« Come! | Main | Links Mentioned on the Show »

December 18, 2011

Comments

"God in the form of man"?

- Isn't that Docetism?

"God in the form of man" sounds familiar...Philippians 2:6-7 (NASB)
"who, although He existed in the form of God, did not regard equality with God a thing to be grasped,
7 but emptied Himself, taking the form of a bond-servant, and being made in the likeness of men."

Give me Genesis 1:1 and the rest of the Bible poses no problem for me.
A.W. Tozer.

James,

Docetism rejects that God has come in the flesh, so "God in the form of man" is not Docetism.

The confusion might be in the word "form." It's not being used as mere appearance (for example, if someone appeared in the "form," or appearance, of something else), but as in the very substance--actually "being made" as something, not just appearing in the shape of that thing.

Thank you, Amy.
It seemed to me the piece was describing an Avatar, not Christ.

Hi Amy.

Thinking further on it, I suppose my belief in the mystery of Christ being fully man and fully God is re-presented at Mass through transubstantiation. Our worship and Christology are one, for Christ is truly present.

How does your 'form' of Eucharist express your Christology? Or are they separate issues?

Hi James, how do you propose to answer the question how Jesus' human nature is present in more than one place at a time? The Roman doctrine of transubstantiation with its Aristotelian framework is not defensible biblically. Of course Rome doesn't rely on the Bible, so maybe this doesn't bother you. The Person of the trinity Who is also a man cannot do what is being said about Him without violating a historic creed [Nicene].
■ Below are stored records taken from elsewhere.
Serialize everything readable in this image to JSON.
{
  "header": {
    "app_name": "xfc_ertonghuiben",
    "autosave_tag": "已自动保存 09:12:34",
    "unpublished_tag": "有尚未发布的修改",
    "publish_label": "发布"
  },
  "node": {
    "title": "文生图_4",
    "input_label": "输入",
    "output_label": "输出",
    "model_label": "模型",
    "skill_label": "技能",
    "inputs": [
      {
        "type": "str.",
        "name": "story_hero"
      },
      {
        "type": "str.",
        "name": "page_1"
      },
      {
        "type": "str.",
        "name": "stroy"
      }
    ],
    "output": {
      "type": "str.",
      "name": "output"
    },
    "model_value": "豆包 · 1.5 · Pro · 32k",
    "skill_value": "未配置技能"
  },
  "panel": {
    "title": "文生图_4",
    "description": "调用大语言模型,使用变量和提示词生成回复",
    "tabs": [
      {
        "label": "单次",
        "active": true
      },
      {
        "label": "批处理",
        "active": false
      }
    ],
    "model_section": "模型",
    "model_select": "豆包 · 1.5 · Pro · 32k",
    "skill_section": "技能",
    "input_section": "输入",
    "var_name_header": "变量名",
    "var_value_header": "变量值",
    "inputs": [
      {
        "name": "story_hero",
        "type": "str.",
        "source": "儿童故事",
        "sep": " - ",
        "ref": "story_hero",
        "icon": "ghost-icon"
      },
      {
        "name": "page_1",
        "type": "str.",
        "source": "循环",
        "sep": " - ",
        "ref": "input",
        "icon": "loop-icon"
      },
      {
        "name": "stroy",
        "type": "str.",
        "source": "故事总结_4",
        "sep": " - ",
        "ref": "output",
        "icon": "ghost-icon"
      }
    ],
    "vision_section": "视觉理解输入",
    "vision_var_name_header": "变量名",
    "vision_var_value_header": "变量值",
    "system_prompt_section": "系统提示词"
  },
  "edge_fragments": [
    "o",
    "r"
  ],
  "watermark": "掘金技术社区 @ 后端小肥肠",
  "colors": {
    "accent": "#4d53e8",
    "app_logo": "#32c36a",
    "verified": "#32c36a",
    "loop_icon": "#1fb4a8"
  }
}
btw, I'n not depending on using the Nicene Creed to prove that transubstantiation is unbiblical, I only mention it because Rome also embraces it as authoritative tradition to be believed as true. Except for the usual gymnastical twisting and tangling of authoritative sources, it would be obvious incoherency.

Note to self:

Put the word "gymnastical" in my leximicon. Or my dictionaminary.

Before Moses was "I am"

I wish you all the joys to which your beliefs entitle you.

RonH

The comments to this entry are closed.